#### [Problem requirements]
Please find every line in the entries below that contains the string "subset", and copy it.

#### [Information shown]
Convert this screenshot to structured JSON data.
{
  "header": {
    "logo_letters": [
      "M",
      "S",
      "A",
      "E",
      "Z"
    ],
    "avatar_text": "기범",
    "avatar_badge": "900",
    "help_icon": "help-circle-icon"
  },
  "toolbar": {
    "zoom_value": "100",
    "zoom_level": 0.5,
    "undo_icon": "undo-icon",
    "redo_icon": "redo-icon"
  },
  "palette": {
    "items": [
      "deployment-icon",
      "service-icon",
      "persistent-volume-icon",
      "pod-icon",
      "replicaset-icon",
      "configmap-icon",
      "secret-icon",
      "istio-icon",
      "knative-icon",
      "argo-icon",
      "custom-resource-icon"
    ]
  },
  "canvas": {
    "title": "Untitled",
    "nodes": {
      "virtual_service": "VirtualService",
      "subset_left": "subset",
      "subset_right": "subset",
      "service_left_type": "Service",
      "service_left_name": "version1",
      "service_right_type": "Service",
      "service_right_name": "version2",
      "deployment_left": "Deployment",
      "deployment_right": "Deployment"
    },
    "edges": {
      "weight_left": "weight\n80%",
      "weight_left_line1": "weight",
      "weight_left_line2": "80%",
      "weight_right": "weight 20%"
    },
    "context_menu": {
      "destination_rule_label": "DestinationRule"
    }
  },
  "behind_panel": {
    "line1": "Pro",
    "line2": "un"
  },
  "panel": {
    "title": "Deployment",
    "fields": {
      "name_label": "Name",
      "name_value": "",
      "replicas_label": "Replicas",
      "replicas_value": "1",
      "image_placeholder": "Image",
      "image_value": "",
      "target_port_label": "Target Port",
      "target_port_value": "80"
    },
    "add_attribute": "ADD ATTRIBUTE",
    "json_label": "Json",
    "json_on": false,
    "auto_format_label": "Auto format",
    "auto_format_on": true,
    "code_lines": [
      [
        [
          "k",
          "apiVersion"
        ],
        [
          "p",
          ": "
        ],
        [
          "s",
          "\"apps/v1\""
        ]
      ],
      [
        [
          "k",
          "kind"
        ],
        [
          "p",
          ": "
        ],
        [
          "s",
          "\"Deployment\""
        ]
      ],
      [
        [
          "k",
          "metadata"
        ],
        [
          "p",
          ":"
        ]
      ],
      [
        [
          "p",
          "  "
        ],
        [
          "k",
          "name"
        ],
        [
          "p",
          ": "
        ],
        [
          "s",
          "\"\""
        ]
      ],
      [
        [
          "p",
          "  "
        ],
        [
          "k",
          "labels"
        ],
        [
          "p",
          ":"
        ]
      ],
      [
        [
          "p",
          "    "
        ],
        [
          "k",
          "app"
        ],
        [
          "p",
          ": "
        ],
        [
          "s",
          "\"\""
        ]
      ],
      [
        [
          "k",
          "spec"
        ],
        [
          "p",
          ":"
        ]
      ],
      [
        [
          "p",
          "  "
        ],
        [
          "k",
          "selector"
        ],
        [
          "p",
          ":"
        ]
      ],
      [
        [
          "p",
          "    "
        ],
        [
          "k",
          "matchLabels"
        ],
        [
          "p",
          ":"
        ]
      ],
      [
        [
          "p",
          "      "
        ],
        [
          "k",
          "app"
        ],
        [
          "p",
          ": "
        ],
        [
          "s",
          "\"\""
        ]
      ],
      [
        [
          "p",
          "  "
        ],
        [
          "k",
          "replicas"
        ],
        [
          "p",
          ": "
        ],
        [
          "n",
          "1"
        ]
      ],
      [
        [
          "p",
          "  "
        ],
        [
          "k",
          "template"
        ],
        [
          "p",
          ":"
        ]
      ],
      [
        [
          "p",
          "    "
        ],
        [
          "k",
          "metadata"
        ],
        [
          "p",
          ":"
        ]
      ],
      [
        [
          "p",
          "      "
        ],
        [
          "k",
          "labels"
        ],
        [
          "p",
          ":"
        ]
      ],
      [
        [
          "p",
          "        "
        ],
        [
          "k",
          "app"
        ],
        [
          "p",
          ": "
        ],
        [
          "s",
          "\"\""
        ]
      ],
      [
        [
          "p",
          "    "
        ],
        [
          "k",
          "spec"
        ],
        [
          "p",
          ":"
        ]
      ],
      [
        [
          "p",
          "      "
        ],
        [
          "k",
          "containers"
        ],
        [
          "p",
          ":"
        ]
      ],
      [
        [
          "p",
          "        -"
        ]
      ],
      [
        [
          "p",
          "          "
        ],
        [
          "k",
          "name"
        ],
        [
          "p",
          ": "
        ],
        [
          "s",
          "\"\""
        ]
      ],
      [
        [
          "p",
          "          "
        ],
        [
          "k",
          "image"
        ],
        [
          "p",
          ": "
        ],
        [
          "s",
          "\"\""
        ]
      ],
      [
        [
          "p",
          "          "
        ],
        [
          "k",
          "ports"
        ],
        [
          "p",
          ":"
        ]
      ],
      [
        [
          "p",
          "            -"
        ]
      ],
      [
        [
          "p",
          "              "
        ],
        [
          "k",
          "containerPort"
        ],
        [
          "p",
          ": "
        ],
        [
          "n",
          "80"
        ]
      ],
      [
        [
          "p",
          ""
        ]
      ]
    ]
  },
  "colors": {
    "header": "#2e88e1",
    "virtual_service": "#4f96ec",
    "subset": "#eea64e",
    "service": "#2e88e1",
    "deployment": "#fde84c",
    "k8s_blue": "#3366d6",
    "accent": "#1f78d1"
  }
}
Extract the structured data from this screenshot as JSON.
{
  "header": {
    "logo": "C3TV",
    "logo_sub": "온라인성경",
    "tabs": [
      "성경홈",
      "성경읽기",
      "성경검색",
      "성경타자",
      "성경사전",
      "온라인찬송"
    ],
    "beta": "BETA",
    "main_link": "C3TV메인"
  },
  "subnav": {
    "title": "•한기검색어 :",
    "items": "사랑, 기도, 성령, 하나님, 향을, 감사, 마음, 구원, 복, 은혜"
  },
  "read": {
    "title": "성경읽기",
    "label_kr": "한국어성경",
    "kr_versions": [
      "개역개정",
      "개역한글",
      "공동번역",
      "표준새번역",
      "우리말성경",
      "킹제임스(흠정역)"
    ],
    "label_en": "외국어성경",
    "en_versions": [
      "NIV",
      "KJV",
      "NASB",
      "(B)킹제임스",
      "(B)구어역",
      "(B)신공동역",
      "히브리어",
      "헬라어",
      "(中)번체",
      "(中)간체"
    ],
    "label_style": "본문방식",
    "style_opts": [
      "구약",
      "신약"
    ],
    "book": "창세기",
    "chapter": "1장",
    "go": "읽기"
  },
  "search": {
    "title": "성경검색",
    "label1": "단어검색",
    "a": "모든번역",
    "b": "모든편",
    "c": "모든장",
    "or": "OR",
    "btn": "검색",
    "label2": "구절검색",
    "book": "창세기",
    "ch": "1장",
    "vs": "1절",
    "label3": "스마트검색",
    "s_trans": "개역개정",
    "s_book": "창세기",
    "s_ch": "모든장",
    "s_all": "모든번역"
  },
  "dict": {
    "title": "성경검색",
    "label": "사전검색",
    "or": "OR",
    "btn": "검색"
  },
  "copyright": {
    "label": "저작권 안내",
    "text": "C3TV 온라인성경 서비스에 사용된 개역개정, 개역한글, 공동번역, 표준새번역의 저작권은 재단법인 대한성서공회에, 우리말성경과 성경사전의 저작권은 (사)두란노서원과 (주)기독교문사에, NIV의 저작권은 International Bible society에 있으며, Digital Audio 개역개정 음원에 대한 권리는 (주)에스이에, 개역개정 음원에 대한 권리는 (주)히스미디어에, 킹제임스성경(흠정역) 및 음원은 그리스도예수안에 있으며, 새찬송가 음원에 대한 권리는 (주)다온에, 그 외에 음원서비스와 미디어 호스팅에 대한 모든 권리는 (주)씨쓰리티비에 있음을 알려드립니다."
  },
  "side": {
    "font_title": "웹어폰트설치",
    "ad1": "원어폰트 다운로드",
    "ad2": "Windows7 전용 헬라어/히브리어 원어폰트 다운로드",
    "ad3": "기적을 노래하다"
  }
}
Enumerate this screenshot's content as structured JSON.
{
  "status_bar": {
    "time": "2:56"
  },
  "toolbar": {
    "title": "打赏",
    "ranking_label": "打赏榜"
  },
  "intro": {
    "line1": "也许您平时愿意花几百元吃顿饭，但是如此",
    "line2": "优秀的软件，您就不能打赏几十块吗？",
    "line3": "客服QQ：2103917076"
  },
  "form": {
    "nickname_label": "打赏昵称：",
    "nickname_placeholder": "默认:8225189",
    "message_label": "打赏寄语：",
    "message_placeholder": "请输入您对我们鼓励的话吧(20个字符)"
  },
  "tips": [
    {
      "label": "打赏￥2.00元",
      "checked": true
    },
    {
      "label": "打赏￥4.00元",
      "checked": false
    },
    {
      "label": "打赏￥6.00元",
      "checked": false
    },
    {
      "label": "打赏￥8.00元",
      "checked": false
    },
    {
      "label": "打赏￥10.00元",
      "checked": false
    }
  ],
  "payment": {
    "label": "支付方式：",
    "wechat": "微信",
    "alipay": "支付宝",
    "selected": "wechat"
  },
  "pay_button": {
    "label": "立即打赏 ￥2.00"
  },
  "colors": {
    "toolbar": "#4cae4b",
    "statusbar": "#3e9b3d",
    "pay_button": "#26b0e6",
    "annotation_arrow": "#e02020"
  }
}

#### [Reply]
      "subset_left": "subset",
      "subset_right": "subset",
    "subset": "#eea64e",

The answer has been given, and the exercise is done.